Explore lovely, compact Puerto Varas on foot, the best way to take in views of Osorno Volcano and the wooden colonial homes built by German immigrants in the early 1900s. Several are designated as national monuments. Located on the shores of Lago Llanquihue, Chile's second-largest lake, the village is the low-key antidote to the Lake District metropolis of Puerto Montt and serves as a jumping off point for fly-fishing, whitewater rafting, horseback riding and sea kayaking excursions.
Only 70 miles northwest of capital Santiago, Valparaiso is Chile's main port and known for its bohemian, artistic vibe and lovely vistas. Its UNESCO-designated historic downtown offers charming colonial architecture, great seafood restaurants, markets and stores. Take 100-year-old funicular Ascensor Artilleria or climb Cerro Concepcion for stunning ocean and city views. Back at street level, visit writer Pablo Neruda's house.
Wine lovers: whether you’re a die-hard oenophile or just a general grape enthusiast, you’ll be thrilled by the vineyards and cellars of Santa Cruz. This Chilean city makes a great base for exploring the Colchagua Valley, a wine region that’s loved for its full-bodied reds. Before you embark upon a day of tastings, be sure to explore Santa Cruz’s charming colonial architecture and cultural museums.
Proximity to the stunning Torres del Paine National Park makes Puerto Natales a gateway to adventure. It’s the best place to stock up on supplies and get your gear in order before you hop a two-hour bus ride to the park. This is an area for nature lovers, with plenty of opportunities for hiking, horseback riding, sailing and exploring.
Deep in the Patagonian Andes, Pucon is a picture perfect town accessed by plane in summer or by a nine-hour drive or train ride from Santiago. A great base for adventure vacations, Pucon is crammed with visitors during summer months December, January and February. Watch molten magma ooze down Mount Villarrica, hop between hot and cold thermal pools at Termas Geometricas or take the reigns of Criollo horses to explore the Andes on horseback. For other expeditions, rent a car or mountain bike.
Overlooking the Strait of Magellan, this isolated city in southern Patagonia bustles with windswept trekkers en route to glacier-filled Torres del Paine National Park or an Antarctic cruise. Before transiting, take note of the mansion-lined main square, Plaza Muñoz Gamero; the City Cemetery, with its elaborate tombs; and the Sara Braun Palace and Braun Menendez Residence, a preserved slice of the city's wealthy pioneer past. Daily flights connect the city with Santiago and Ushuaia.
Located in the South Pacific more than 2,000 miles off the Chilean coast, Easter Island’s not the easiest place to reach. (If you’re interested, the easiest access is by air from Santiago or Tahiti.) But isolation has helped preserve the 1,500-year-old mysterious congregation of volcanic rock sculptures (maoi) that’s the island’s biggest claim to fame.

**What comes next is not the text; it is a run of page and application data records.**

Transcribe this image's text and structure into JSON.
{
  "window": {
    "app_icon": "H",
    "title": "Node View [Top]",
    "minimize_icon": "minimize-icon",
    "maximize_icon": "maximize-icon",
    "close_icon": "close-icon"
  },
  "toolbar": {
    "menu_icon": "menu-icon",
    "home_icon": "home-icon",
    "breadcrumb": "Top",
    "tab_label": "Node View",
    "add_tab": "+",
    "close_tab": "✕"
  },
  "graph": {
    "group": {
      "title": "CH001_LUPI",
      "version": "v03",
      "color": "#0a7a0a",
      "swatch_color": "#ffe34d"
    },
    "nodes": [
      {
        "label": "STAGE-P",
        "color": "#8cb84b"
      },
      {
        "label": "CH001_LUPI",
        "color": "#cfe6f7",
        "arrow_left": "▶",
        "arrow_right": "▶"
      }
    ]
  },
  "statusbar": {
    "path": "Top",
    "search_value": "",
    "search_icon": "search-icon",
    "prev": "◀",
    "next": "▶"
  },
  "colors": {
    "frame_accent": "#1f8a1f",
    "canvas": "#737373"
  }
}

After exploring the unique landscape, relax on an uncrowded beach and ponder one of the most mysterious places on Earth.